Perhaps best known as a co-founder of British post-punkers Swell Maps, Epic Soundtracks reinvented himself as an eccentric, critically acclaimed piano balladeer during the '90s. Soundtracks -- who trademarked his stage name, forcing Epic Records' soundtrack division to change its spelling to "Soundtrax" -- was born Kevin Paul Godfrey in Croydon, England, on March 23, 1959 (although several sources list Paul Godley). In 1972, he and his older brother Nicholas -- later Nikki Sudden -- started playing music together, influenced chiefly by Can and T. Rex, and often using found objects as percussion. By 1976, this project had become the seminal Swell Maps; over 1979-1980, the band issued two cultishly adored albums that influenced underground icons like Sonic Youth and Pavement.
Swell Maps disbanded in early 1980, and Soundtracks issued two solo singles on Rough Trade, "Popular Classical"/"Jelly Babies" and "Rain Rain Rain," in 1981 and 1982, respectively. (The latter featured Swell Maps bandmate Jowe Head.) In 1984, Soundtracks joined his brother Sudden's new project the Jacobites, playing the drums on their first two albums (The Jacobites and Robespierre's Velvet Basement). A year later, he joined former members of the Birthday Party in Crime & the City Solution, and appeared on their 1986 album Room of Lights. In 1987, Soundtracks and guitarist Rowland S. Howard departed Crime to form These Immortal Souls; Soundtracks appeared on two albums and an EP with them over 1987-1992, playing drums and occasional piano.
Yet, through all of that, Soundtracks had an affinity for pure pop and singer/songwriter sensitivity that had thus far gone unfulfilled. In 1993, he returned to his long-abandoned solo career to explore just that, signing with Bar/None to issue his first ever album, Rise Above. Although it featured guest appearances from alt-rock admirers like Lee Ranaldo, Kim Gordon, and J Mascis, the album was a warm, gentle exercise in traditional-style pop that placed Soundtracks and his piano firmly at center stage. Surprised at the results given Soundtracks' post-punk pedigree, critics responded with equal warmth. A follow-up album, Sleeping Star, appeared in 1994 and duplicated much of its predecessor's low-key charm. In 1995, Soundtracks joined Lemonheads leader Evan Dando on his solo tour, and wound up co-writing the track "C'Mon Daddy," which appeared on the group's next album, 1996's Car Button Cloth.
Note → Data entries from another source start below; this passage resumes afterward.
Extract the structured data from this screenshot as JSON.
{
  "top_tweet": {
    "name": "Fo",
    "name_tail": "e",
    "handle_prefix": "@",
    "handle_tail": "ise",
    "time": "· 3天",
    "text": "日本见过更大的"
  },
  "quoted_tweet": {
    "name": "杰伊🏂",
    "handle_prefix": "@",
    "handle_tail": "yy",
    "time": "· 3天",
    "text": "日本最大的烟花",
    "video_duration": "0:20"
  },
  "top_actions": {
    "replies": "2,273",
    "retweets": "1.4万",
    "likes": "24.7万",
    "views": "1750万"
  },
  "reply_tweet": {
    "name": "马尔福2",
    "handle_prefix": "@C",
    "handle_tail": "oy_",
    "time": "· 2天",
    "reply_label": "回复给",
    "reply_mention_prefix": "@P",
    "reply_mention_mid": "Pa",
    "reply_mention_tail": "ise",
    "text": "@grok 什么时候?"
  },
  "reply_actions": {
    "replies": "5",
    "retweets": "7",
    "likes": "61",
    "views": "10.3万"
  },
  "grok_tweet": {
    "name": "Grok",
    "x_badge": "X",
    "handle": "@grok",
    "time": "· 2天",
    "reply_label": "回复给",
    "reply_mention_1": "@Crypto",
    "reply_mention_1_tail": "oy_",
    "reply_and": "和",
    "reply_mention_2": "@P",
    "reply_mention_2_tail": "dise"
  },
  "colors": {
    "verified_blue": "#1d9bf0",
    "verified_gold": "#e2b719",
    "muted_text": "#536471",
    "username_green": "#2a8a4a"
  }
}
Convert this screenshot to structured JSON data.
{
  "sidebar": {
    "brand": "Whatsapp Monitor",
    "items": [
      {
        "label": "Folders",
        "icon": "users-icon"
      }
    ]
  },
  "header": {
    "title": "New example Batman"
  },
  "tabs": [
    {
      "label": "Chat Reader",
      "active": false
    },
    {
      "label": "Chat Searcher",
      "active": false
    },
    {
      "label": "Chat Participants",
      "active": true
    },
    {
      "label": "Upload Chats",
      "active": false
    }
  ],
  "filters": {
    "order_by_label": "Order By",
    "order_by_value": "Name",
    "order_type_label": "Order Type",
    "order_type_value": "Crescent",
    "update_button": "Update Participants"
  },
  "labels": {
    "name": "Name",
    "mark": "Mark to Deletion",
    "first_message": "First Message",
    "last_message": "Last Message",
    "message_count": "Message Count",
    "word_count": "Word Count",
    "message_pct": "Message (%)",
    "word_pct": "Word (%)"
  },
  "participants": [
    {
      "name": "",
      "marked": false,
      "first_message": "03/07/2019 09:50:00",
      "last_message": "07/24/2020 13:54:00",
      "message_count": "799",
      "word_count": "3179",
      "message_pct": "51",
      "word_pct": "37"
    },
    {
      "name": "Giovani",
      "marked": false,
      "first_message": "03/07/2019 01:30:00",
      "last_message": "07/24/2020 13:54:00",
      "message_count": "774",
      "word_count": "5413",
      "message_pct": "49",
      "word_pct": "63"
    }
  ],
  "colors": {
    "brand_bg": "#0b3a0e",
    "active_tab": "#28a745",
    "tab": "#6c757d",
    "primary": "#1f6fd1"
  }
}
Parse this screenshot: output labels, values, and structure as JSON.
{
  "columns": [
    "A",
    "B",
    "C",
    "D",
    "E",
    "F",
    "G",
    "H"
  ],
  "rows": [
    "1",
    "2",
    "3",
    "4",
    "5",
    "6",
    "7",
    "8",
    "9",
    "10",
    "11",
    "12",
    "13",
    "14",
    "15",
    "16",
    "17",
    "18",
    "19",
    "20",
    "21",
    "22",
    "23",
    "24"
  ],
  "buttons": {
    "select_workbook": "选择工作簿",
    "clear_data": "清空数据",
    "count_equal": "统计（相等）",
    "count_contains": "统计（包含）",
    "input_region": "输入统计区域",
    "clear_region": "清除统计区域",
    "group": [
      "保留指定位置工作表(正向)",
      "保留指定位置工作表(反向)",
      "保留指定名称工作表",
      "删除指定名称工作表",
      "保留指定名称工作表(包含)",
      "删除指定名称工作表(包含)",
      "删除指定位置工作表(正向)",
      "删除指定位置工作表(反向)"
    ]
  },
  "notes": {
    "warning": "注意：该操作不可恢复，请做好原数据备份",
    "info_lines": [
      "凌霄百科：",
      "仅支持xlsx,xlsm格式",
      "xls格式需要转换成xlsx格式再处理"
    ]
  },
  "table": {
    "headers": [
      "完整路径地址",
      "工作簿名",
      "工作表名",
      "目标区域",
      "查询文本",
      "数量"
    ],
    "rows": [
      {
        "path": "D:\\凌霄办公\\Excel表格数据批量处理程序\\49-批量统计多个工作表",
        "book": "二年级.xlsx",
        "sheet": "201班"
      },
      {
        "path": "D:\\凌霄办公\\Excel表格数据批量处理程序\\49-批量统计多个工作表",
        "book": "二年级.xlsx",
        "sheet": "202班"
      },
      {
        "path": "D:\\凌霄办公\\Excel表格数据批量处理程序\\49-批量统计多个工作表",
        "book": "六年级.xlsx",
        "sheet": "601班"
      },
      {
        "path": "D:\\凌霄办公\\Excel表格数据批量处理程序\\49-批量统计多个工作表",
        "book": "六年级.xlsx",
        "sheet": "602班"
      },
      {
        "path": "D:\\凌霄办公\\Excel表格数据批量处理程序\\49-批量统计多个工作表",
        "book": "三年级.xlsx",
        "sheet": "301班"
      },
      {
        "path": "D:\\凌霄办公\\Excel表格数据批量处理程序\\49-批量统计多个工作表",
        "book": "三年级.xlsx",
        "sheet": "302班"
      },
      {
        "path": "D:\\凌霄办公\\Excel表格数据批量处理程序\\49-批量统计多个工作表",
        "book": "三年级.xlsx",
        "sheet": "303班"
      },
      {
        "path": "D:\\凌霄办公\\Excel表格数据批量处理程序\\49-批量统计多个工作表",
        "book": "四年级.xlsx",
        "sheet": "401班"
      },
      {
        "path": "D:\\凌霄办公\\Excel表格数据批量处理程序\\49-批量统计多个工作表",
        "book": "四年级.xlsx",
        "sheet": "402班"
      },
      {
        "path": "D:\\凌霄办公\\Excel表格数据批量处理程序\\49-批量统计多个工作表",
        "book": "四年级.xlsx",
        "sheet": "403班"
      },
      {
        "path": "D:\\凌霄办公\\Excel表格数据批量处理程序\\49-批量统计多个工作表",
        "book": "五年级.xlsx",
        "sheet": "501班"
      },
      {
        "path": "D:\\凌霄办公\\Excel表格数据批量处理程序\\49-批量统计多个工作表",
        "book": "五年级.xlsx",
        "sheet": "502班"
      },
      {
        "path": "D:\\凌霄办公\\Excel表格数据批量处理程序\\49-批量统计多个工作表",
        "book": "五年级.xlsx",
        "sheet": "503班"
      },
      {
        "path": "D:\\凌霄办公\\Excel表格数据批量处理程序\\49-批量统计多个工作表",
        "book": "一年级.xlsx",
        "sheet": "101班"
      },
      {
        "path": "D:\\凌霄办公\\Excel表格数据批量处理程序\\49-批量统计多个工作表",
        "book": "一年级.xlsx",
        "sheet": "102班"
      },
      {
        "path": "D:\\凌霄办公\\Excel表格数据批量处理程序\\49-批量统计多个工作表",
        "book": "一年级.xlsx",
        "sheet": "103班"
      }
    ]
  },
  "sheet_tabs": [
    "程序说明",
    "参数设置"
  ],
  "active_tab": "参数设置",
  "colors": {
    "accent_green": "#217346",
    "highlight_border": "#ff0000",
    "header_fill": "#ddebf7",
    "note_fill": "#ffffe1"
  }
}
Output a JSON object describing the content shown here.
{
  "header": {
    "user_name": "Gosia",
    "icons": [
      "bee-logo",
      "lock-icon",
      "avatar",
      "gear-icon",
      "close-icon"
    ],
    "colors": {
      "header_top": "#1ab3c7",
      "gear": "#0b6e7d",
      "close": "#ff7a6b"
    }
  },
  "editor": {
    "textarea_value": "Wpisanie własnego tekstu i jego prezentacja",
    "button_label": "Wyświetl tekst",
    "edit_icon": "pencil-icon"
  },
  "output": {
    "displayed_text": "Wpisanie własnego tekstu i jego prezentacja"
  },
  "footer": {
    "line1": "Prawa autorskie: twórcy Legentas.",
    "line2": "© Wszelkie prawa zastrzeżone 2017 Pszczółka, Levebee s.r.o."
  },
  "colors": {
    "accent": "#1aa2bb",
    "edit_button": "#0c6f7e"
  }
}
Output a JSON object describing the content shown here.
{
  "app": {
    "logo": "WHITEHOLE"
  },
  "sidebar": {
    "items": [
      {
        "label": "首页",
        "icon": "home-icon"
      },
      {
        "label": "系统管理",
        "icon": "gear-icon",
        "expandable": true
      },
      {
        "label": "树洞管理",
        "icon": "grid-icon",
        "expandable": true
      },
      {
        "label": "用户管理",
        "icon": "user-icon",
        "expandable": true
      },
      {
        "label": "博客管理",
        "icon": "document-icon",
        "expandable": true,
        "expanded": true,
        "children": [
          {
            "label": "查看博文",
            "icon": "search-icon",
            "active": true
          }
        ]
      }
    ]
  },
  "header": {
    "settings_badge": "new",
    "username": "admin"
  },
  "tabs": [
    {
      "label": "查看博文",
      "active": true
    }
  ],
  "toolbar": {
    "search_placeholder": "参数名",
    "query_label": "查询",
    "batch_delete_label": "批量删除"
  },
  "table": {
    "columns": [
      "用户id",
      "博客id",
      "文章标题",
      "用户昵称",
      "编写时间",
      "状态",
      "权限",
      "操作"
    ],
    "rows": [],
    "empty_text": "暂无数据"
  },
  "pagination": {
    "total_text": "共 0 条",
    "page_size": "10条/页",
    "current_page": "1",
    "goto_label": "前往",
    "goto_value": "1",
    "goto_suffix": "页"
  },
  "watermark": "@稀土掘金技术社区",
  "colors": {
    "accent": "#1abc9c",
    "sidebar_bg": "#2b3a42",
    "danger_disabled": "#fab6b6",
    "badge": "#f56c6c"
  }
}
That same year, Soundtracks issued his third solo album, Change My Life. Sadly, it would also be his last to be released while he was alive: on November 22, 1997, Soundtracks was found dead in his London flat (the cause of death was ruled inconclusive). In 1999, Nikki Sudden went through tapes of his brother's numerous unreleased recordings, and assembled the posthumous collection Everything Is Temporary. Miraculously for Soundtracks fans, the demos he recorded in 1996 with Kevin Junior for his proposed fourth solo album saw release in 2005 as Good Things. Recorded on four-track in Epic's flat, the songs are among his best and serve as a bittersweet reminder of just what a talent Epic Soundtracks was. In 2012, more previously unreleased songs taken from radio sessions, live shows, and the studio surfaced on the second disc of the double-CD hits-and-rarities collection Wild Smile, released by Troubadour Records. The label continued to work hard to keep the memory of the songwriter alive with an expanded double-album version of Rise Above in late 2015, then another collection of unreleased songs, Film Soundtracks, in mid-2017. ~ Steve Huey